It goes without saying to most adult readers that all high school courses are important. Each, in its own way, teaches students a critical facet of life – whether it’s the natural world in biology, the universe’s underlying patterns and structures in mathematics or the perennial applicable lessons found in history.
Nevertheless, some people still ask: Why is English so important? In a world dominated by science and technology, where nanorobots and cloud computing command headlines, is English even relevant?
The answer is a resounding “yes.” In an era defined by misinformation, shaped by conflict and steered by competing human desires, literature is both a mode of understanding and a means of connecting.
For all those students heading into high school English – whether it’s ENG4U online or a Grade 11 English class–here’s a summary of the enduring significance of the subject.
Table of Contents
1. Teaching Empathy
One of literature’s greatest contributions to general society is empathy.
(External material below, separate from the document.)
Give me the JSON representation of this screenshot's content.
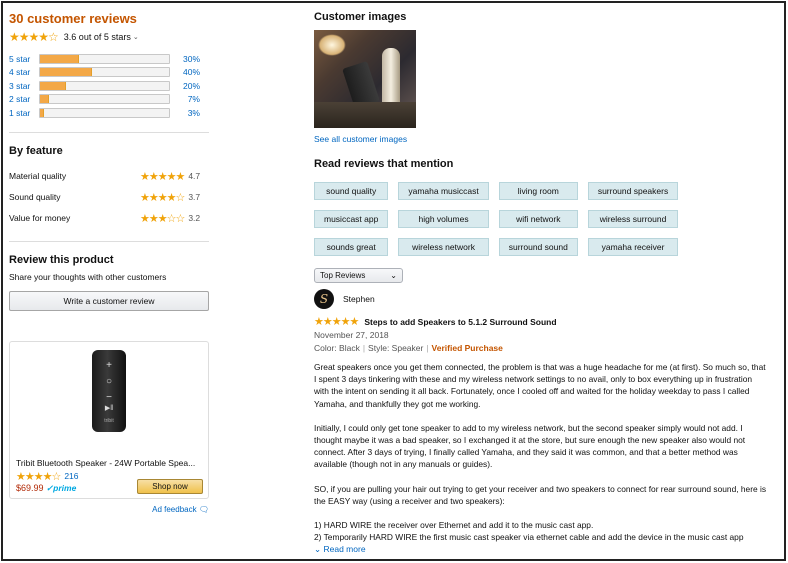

In your day-to-day life, you may experience a “bubble,” a network of interactions with people of a similar class, race, gender, locale or social standing as yourself. Without exposure to the lives of others, it’s easy to fall into apathy.
But in literature – whether books or other media – you encounter new perspectives, new ways of looking at the human experience. This develops empathy, the ability to understand and even share someone else’s feelings.
2. Fostering Critical Thinking
Reading and writing require you to reflect. They demand that you look at all angles and make reasonable judgments and assertions based on those reflections.
The critical thinking tools you acquire in English class come in handy throughout your life. Presented with a task at work, you might use the systems of evaluation, interpretation and revision you learned in English class to succeed.
3. Polishing Your Communication Skills
Naturally, engaging with the written word helps you communicate. Whether you’re reading a dense Victorian novel or writing an essay on your summer vacation, the process of parsing out thoughts and attaching meaning to language hones your communication skills.
You’ll find these skills endlessly useful in life. Charged with writing an email to an old friend, sharing your thoughts at a dinner party, writing an internal memo at work or simply spilling your feelings to a loved one, the communication skills you sharpened in English class will prove essential.
4. Learning Media Literacy
As Charles Dickens famously wrote, “It was the best of times. It was the worst of times.” While we currently live in an unprecedentedly forward-thinking time, we’re also surrounded by record levels of disinformation. Social media bombards you with opinions and “alternative” facts. Learning to separate fact from fiction requires media literacy.
Luckily, media literacy is a component of contemporary English classes. In high school English, you learn to spot the differences between a weak argument and a sound one. And you learn to cite sources and demand citations. If the current spate of misinformation is any indication of the future of information, this media literacy will come in very handy.
For all these reasons and more, stick with English. At worst, you’ll leave with a few more critical thinking and communication skills than when you started. At best, you’ll discover a lifelong love of reading and writing about high school english.
You may also read: How To Boost Your Paper Writing Skills